Start of Block

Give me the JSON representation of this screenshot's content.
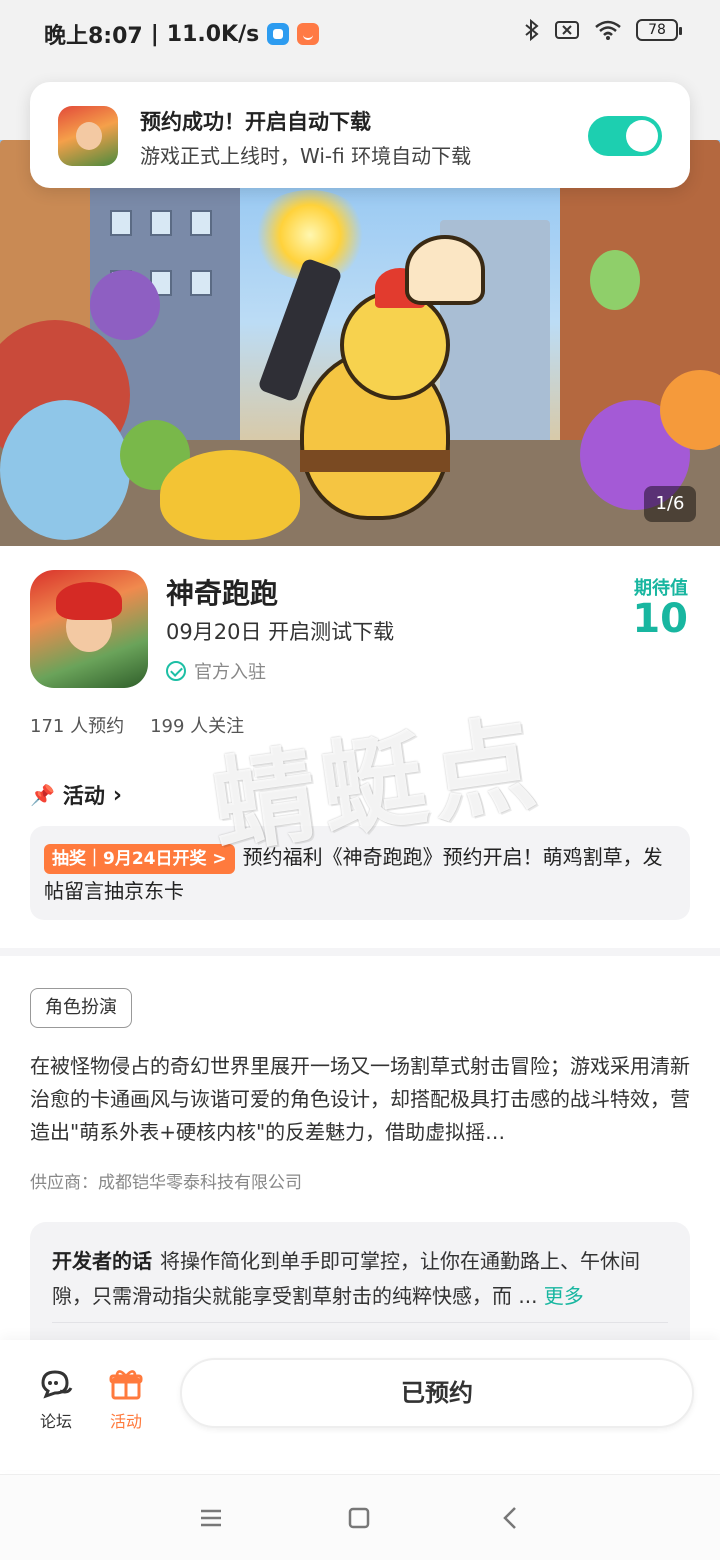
{
  "status_bar": {
    "time": "晚上8:07",
    "speed": "11.0K/s",
    "battery": "78"
  },
  "toast": {
    "title": "预约成功！开启自动下载",
    "subtitle": "游戏正式上线时，Wi-fi 环境自动下载",
    "toggle_on": true
  },
  "banner": {
    "counter": "1/6"
  },
  "app": {
    "name": "神奇跑跑",
    "date_text": "09月20日 开启测试下载",
    "official": "官方入驻",
    "expect_label": "期待值",
    "expect_value": "10",
    "reserve_count": "171 人预约",
    "follow_count": "199 人关注"
  },
  "activity": {
    "heading": "活动",
    "tag": "抽奖｜9月24日开奖 >",
    "text": "预约福利《神奇跑跑》预约开启！萌鸡割草，发帖留言抽京东卡"
  },
  "watermark": "蜻蜓点",
  "details": {
    "genre": "角色扮演",
    "description": "在被怪物侵占的奇幻世界里展开一场又一场割草式射击冒险；游戏采用清新治愈的卡通画风与诙谐可爱的角色设计，却搭配极具打击感的战斗特效，营造出\"萌系外表+硬核内核\"的反差魅力，借助虚拟摇…",
    "supplier": "供应商：成都铠华零泰科技有限公司"
  },
  "developer": {
    "label": "开发者的话",
    "text": "将操作简化到单手即可掌控，让你在通勤路上、午休间隙，只需滑动指尖就能享受割草射击的纯粹快感，而 ...",
    "more": "更多"
  },
  "bottom_bar": {
    "forum_label": "论坛",
    "activity_label": "活动",
    "reserved_label": "已预约"
  },
  "colors": {
    "accent": "#18b6a0",
    "orange": "#ff7a3d",
    "toggle": "#1dcfb0"
  }
}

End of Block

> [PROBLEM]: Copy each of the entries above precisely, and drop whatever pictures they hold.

> [EXERCISE RESULT]:
Give me the JSON representation of this screenshot's content.
{
  "status_bar": {
    "time": "晚上8:07",
    "speed": "11.0K/s",
    "battery": "78"
  },
  "toast": {
    "title": "预约成功！开启自动下载",
    "subtitle": "游戏正式上线时，Wi-fi 环境自动下载",
    "toggle_on": true
  },
  "banner": {
    "counter": "1/6"
  },
  "app": {
    "name": "神奇跑跑",
    "date_text": "09月20日 开启测试下载",
    "official": "官方入驻",
    "expect_label": "期待值",
    "expect_value": "10",
    "reserve_count": "171 人预约",
    "follow_count": "199 人关注"
  },
  "activity": {
    "heading": "活动",
    "tag": "抽奖｜9月24日开奖 >",
    "text": "预约福利《神奇跑跑》预约开启！萌鸡割草，发帖留言抽京东卡"
  },
  "watermark": "蜻蜓点",
  "details": {
    "genre": "角色扮演",
    "description": "在被怪物侵占的奇幻世界里展开一场又一场割草式射击冒险；游戏采用清新治愈的卡通画风与诙谐可爱的角色设计，却搭配极具打击感的战斗特效，营造出\"萌系外表+硬核内核\"的反差魅力，借助虚拟摇…",
    "supplier": "供应商：成都铠华零泰科技有限公司"
  },
  "developer": {
    "label": "开发者的话",
    "text": "将操作简化到单手即可掌控，让你在通勤路上、午休间隙，只需滑动指尖就能享受割草射击的纯粹快感，而 ...",
    "more": "更多"
  },
  "bottom_bar": {
    "forum_label": "论坛",
    "activity_label": "活动",
    "reserved_label": "已预约"
  },
  "colors": {
    "accent": "#18b6a0",
    "orange": "#ff7a3d",
    "toggle": "#1dcfb0"
  }
}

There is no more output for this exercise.